_Excerpts from an interface dataset_
------------------------
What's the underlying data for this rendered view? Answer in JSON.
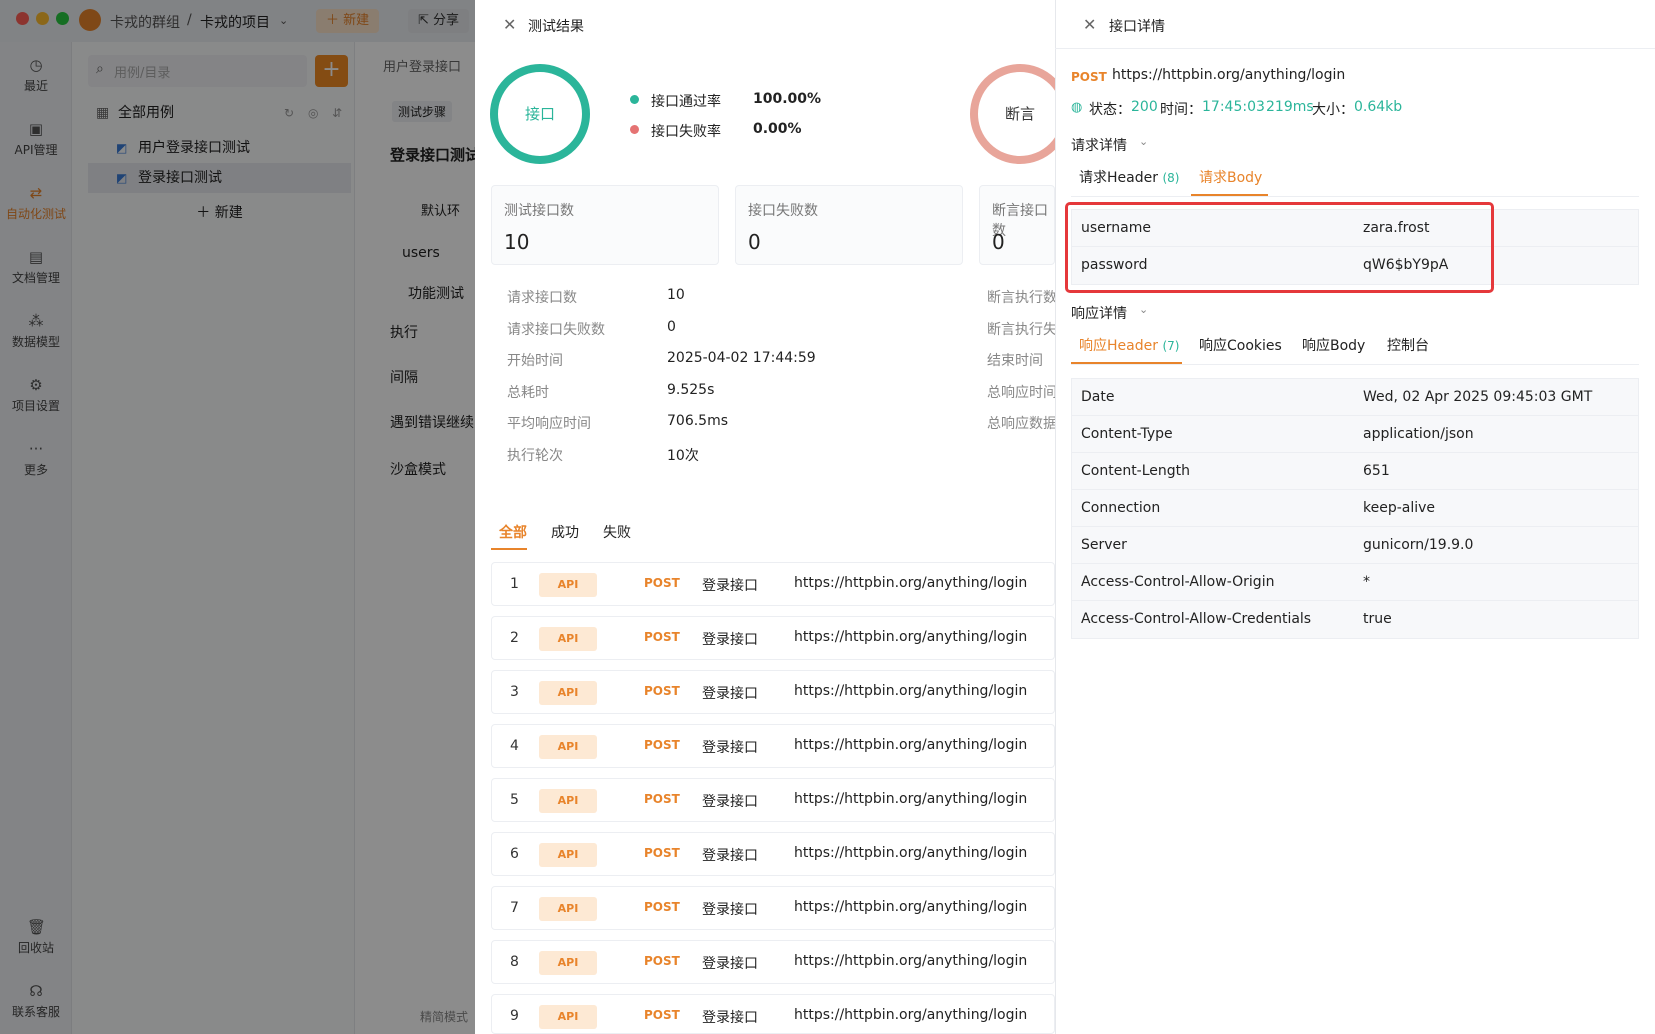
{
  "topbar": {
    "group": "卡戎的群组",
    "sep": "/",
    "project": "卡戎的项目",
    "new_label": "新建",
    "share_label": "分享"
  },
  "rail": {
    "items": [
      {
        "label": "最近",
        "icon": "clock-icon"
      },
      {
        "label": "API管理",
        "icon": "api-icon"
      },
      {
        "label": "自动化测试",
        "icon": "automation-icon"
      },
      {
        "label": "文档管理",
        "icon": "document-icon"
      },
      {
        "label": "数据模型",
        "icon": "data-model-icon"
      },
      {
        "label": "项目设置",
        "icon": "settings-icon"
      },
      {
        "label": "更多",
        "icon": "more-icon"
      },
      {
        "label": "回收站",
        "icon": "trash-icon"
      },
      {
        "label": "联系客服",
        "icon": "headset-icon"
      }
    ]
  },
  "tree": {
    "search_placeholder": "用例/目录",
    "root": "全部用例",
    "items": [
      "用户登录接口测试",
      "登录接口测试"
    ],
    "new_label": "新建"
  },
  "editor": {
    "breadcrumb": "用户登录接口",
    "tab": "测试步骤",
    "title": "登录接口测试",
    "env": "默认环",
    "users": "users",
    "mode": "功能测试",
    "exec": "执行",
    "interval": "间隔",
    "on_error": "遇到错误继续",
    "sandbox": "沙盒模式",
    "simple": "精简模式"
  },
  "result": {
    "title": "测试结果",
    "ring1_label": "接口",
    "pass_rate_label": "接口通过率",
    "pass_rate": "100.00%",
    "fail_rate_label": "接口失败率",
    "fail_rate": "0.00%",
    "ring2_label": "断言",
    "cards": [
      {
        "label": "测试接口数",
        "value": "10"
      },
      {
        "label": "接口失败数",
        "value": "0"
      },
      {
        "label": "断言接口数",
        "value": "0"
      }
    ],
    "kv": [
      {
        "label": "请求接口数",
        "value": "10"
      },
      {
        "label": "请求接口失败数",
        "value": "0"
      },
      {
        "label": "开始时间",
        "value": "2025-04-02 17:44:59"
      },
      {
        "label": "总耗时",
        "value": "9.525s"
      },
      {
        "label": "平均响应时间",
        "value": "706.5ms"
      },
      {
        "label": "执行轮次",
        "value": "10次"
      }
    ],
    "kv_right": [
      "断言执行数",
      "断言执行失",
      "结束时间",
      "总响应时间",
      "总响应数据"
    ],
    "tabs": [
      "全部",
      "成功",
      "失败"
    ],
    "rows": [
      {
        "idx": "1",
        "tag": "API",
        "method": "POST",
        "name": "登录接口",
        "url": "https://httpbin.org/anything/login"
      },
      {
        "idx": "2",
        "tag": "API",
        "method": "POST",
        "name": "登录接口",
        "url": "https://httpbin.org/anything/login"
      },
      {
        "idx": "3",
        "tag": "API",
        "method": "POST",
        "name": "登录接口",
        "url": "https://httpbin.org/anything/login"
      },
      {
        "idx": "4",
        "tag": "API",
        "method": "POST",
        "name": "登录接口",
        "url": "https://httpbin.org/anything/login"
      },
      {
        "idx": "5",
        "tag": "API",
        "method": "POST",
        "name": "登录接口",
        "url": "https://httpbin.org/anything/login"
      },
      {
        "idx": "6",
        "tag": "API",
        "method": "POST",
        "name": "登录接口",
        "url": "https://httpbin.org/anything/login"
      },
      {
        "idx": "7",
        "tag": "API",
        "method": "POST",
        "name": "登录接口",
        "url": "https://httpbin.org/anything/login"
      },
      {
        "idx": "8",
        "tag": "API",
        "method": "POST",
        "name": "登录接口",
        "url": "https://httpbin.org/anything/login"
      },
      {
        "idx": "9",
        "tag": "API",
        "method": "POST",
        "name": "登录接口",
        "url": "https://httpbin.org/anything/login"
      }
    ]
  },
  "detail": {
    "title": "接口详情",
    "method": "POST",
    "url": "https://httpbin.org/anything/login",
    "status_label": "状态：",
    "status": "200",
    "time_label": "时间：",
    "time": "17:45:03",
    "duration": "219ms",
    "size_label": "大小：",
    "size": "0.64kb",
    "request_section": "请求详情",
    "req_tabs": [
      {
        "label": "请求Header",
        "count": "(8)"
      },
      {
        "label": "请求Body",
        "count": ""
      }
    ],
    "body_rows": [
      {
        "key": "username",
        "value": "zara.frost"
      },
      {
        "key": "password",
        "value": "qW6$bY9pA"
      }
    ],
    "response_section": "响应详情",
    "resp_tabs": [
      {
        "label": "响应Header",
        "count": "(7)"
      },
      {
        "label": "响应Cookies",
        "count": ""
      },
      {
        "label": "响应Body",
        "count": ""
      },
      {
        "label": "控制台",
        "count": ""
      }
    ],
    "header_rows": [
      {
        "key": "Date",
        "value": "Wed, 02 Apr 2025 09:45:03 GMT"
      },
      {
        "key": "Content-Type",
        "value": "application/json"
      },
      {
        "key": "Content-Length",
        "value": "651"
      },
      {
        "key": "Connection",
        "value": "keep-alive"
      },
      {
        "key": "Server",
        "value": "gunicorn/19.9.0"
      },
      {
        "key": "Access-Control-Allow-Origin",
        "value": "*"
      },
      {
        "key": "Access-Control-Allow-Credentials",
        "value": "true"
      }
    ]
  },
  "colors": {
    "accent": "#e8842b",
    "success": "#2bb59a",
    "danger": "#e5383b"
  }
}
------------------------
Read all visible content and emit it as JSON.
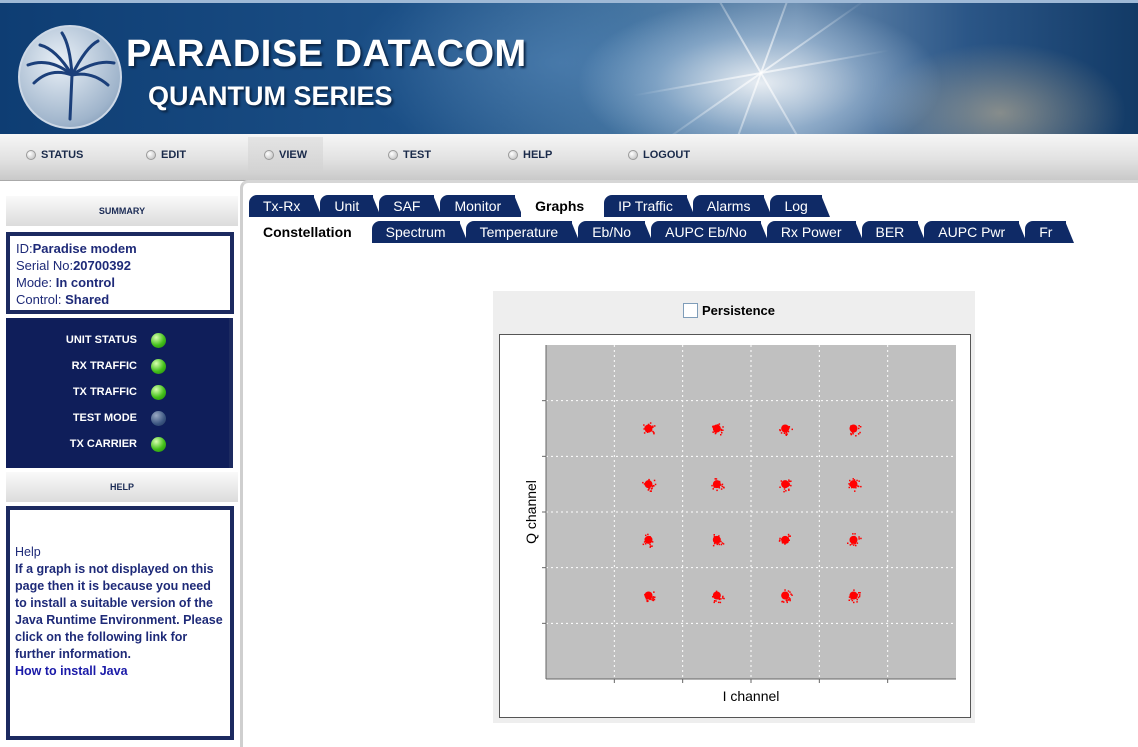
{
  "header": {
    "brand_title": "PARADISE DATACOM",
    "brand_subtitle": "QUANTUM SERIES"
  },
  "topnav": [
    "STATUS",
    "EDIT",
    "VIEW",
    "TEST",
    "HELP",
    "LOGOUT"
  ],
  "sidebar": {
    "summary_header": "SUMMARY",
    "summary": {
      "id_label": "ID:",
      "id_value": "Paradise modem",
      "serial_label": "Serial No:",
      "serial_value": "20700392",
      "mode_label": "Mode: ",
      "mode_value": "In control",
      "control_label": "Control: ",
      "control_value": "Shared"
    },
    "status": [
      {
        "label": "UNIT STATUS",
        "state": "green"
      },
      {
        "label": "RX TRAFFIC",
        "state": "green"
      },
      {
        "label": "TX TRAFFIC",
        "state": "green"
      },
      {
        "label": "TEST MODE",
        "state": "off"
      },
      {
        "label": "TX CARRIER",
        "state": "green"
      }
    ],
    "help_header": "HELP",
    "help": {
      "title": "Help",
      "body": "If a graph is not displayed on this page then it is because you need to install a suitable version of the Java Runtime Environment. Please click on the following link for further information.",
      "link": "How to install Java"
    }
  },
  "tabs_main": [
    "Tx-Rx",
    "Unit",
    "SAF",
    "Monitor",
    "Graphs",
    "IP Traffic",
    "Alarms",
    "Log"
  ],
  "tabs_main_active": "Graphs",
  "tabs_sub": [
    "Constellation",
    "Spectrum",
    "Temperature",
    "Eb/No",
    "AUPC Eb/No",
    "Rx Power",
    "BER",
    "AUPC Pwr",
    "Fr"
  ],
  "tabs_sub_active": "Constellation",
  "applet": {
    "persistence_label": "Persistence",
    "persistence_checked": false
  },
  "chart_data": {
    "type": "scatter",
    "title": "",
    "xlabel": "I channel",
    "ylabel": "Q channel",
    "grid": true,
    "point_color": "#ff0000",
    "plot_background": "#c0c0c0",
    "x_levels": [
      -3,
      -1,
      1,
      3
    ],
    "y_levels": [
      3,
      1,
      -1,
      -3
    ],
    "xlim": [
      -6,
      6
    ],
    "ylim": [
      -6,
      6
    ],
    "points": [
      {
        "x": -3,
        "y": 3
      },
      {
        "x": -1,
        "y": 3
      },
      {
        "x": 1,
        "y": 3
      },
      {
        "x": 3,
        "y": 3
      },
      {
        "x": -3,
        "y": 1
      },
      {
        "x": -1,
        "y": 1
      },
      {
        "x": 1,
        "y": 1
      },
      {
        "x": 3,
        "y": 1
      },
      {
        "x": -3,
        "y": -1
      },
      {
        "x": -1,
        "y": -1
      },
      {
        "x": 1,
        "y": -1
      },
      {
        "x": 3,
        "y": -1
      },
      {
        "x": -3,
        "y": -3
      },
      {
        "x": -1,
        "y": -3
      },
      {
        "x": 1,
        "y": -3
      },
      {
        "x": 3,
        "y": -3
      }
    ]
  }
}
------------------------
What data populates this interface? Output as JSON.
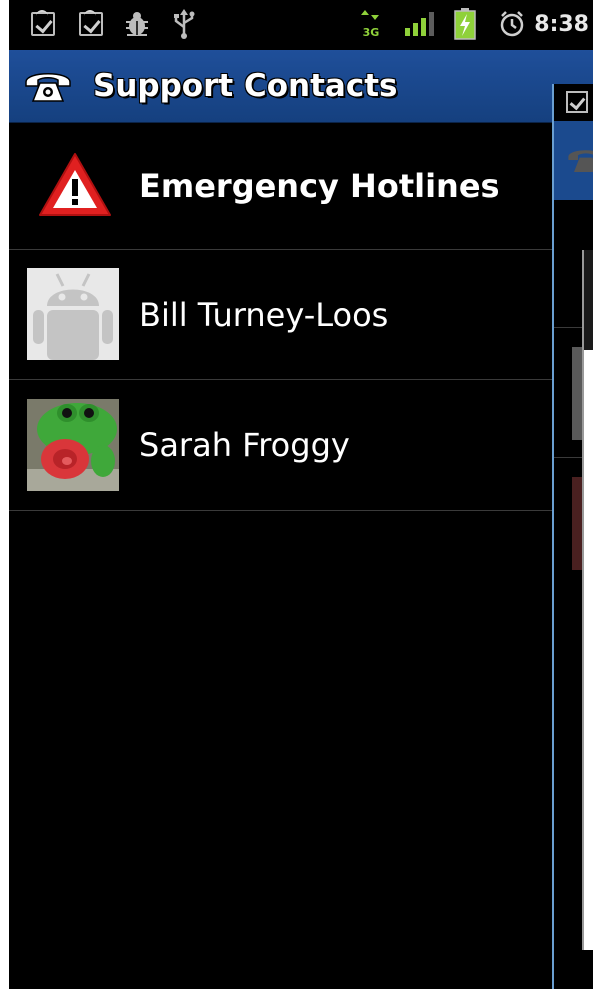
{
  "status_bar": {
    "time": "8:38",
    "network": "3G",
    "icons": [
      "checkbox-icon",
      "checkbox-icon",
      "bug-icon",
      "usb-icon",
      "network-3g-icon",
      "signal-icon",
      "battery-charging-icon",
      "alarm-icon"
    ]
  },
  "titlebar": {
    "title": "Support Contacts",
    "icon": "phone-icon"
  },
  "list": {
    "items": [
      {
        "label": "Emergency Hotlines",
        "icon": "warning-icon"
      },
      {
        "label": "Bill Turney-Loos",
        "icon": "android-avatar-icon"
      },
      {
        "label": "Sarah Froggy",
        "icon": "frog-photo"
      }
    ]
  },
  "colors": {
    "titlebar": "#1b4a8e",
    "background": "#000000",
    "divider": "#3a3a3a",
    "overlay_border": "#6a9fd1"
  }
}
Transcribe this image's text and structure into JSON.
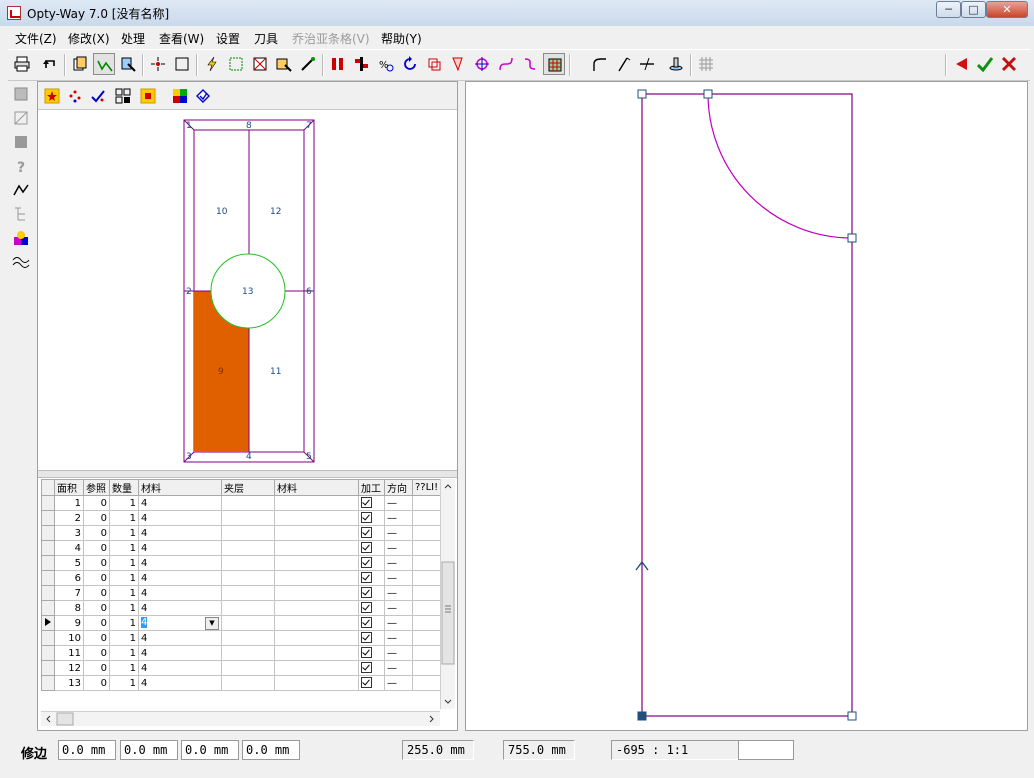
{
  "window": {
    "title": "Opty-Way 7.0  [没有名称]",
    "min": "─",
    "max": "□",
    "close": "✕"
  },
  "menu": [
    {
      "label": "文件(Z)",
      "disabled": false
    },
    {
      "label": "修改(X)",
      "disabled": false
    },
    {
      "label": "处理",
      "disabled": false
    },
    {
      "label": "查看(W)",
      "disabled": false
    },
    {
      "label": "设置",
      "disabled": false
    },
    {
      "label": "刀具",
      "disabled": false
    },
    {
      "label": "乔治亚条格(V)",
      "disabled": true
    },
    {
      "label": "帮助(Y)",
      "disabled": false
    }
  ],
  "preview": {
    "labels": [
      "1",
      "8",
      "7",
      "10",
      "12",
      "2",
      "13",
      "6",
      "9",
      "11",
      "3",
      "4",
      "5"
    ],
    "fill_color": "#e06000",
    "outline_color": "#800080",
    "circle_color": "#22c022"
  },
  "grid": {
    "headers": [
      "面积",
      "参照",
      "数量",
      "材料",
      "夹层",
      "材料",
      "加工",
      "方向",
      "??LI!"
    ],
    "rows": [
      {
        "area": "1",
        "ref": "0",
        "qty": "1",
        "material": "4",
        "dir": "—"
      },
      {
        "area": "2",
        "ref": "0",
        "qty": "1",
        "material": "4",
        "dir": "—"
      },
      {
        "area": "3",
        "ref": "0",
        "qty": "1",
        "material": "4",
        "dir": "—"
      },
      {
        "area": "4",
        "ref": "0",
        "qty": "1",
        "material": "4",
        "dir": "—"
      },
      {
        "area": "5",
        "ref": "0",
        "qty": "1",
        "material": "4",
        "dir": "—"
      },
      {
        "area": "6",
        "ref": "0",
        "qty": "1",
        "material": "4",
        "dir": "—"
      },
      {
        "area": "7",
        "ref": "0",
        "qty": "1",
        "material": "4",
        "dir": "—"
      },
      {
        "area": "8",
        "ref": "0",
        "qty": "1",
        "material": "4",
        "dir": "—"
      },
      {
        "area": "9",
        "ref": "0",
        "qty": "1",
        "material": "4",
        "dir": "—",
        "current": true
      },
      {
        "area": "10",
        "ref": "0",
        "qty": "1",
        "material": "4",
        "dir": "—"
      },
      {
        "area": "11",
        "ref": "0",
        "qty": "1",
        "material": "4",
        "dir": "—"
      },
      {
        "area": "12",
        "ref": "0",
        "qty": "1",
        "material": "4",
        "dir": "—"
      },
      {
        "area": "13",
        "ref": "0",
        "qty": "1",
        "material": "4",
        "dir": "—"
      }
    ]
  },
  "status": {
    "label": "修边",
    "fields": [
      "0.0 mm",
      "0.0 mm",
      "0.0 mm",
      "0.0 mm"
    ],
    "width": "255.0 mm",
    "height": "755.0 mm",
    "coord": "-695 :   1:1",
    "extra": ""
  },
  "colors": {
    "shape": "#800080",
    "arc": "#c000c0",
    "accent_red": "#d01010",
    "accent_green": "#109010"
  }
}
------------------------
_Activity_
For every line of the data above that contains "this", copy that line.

_Task output_
What's the underlying data for this rendered view? Answer in JSON.
      "body": "If a graph is not displayed on this page then it is because you need to install a suitable version of the Java Runtime Environment. Please click on the following link for further information.",
What data populates this interface? Output as JSON.
Transcribe this image's text and structure into JSON.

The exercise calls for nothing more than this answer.